**What this task involves**
Please return every line of the records that contains the word "count".

Data records for software interfaces:
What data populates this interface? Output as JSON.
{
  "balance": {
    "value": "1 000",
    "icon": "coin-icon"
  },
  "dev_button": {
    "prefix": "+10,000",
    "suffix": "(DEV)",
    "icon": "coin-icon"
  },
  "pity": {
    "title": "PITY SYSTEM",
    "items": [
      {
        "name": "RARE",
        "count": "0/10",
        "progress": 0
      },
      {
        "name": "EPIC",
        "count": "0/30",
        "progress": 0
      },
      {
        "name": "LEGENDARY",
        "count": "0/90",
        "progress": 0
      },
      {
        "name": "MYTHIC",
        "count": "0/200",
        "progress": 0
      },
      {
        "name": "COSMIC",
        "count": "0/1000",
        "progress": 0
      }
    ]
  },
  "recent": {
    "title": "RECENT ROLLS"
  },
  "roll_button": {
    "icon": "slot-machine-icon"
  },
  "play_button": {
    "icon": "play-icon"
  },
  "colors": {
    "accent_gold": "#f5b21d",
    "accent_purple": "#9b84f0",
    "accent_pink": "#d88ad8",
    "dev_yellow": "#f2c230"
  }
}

**Answer to the problem**
        "count": "0/10",
        "count": "0/30",
        "count": "0/90",
        "count": "0/200",
        "count": "0/1000",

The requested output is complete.